Given data:
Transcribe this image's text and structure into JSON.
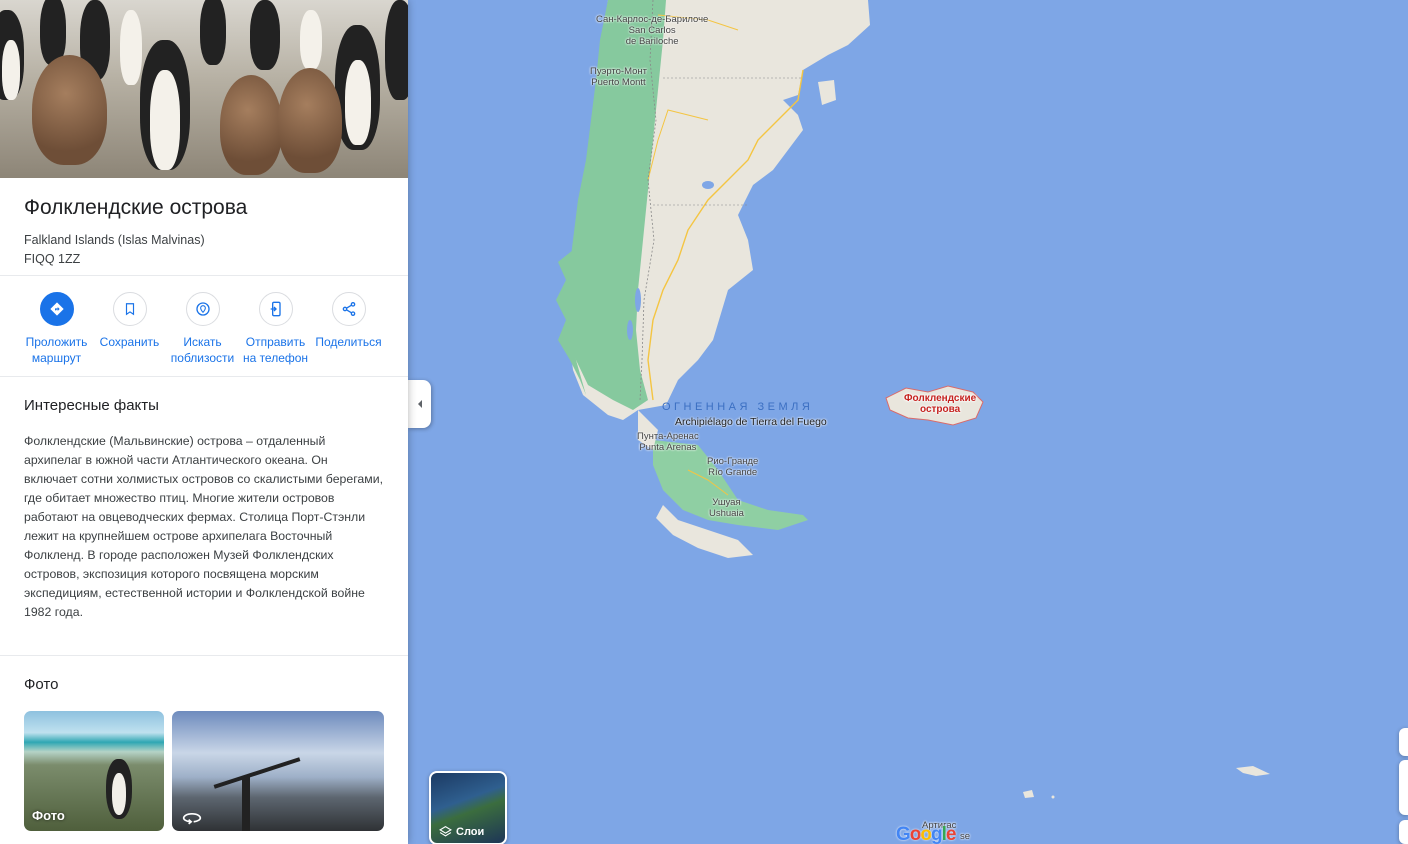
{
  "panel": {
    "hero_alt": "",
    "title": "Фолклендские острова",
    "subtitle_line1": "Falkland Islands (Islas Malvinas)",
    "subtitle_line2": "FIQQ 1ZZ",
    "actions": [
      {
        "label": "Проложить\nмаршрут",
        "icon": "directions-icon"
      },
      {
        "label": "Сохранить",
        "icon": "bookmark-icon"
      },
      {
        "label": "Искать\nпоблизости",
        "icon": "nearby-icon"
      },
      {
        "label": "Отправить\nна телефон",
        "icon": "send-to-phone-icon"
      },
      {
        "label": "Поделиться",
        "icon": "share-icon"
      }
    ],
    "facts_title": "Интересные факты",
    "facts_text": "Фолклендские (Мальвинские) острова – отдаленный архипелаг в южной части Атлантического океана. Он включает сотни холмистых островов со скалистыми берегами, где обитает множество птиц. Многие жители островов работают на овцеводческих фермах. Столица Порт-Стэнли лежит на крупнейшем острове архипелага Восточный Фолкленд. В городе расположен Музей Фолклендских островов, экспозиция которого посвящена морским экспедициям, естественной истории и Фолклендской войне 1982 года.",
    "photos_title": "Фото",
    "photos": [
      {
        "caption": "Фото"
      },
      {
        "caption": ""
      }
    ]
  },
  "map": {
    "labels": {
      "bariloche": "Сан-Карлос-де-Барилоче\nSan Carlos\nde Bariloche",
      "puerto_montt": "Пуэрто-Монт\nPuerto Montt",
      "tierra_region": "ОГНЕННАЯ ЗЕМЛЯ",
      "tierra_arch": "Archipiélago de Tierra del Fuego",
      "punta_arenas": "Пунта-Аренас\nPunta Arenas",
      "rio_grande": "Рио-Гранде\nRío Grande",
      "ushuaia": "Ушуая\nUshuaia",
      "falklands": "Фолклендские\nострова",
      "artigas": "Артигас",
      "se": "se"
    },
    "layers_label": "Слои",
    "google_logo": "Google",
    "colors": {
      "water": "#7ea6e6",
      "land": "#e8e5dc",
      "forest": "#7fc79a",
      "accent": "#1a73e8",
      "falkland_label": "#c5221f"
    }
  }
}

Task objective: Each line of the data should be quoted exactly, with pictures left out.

Written answer:
Transcribe this image's text and structure into JSON.
{
  "panel": {
    "hero_alt": "",
    "title": "Фолклендские острова",
    "subtitle_line1": "Falkland Islands (Islas Malvinas)",
    "subtitle_line2": "FIQQ 1ZZ",
    "actions": [
      {
        "label": "Проложить\nмаршрут",
        "icon": "directions-icon"
      },
      {
        "label": "Сохранить",
        "icon": "bookmark-icon"
      },
      {
        "label": "Искать\nпоблизости",
        "icon": "nearby-icon"
      },
      {
        "label": "Отправить\nна телефон",
        "icon": "send-to-phone-icon"
      },
      {
        "label": "Поделиться",
        "icon": "share-icon"
      }
    ],
    "facts_title": "Интересные факты",
    "facts_text": "Фолклендские (Мальвинские) острова – отдаленный архипелаг в южной части Атлантического океана. Он включает сотни холмистых островов со скалистыми берегами, где обитает множество птиц. Многие жители островов работают на овцеводческих фермах. Столица Порт-Стэнли лежит на крупнейшем острове архипелага Восточный Фолкленд. В городе расположен Музей Фолклендских островов, экспозиция которого посвящена морским экспедициям, естественной истории и Фолклендской войне 1982 года.",
    "photos_title": "Фото",
    "photos": [
      {
        "caption": "Фото"
      },
      {
        "caption": ""
      }
    ]
  },
  "map": {
    "labels": {
      "bariloche": "Сан-Карлос-де-Барилоче\nSan Carlos\nde Bariloche",
      "puerto_montt": "Пуэрто-Монт\nPuerto Montt",
      "tierra_region": "ОГНЕННАЯ ЗЕМЛЯ",
      "tierra_arch": "Archipiélago de Tierra del Fuego",
      "punta_arenas": "Пунта-Аренас\nPunta Arenas",
      "rio_grande": "Рио-Гранде\nRío Grande",
      "ushuaia": "Ушуая\nUshuaia",
      "falklands": "Фолклендские\nострова",
      "artigas": "Артигас",
      "se": "se"
    },
    "layers_label": "Слои",
    "google_logo": "Google",
    "colors": {
      "water": "#7ea6e6",
      "land": "#e8e5dc",
      "forest": "#7fc79a",
      "accent": "#1a73e8",
      "falkland_label": "#c5221f"
    }
  }
}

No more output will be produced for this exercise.